Start of Data extract
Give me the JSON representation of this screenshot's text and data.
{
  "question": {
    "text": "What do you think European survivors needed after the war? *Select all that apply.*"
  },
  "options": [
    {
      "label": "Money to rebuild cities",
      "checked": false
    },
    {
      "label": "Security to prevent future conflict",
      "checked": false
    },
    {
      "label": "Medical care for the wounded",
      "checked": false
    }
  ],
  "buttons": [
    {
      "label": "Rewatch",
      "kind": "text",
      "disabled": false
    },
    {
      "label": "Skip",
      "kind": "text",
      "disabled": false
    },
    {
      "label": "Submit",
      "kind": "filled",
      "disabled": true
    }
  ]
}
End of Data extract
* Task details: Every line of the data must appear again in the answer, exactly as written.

* Written answer:
Give me the JSON representation of this screenshot's text and data.
{
  "question": {
    "text": "What do you think European survivors needed after the war? *Select all that apply.*"
  },
  "options": [
    {
      "label": "Money to rebuild cities",
      "checked": false
    },
    {
      "label": "Security to prevent future conflict",
      "checked": false
    },
    {
      "label": "Medical care for the wounded",
      "checked": false
    }
  ],
  "buttons": [
    {
      "label": "Rewatch",
      "kind": "text",
      "disabled": false
    },
    {
      "label": "Skip",
      "kind": "text",
      "disabled": false
    },
    {
      "label": "Submit",
      "kind": "filled",
      "disabled": true
    }
  ]
}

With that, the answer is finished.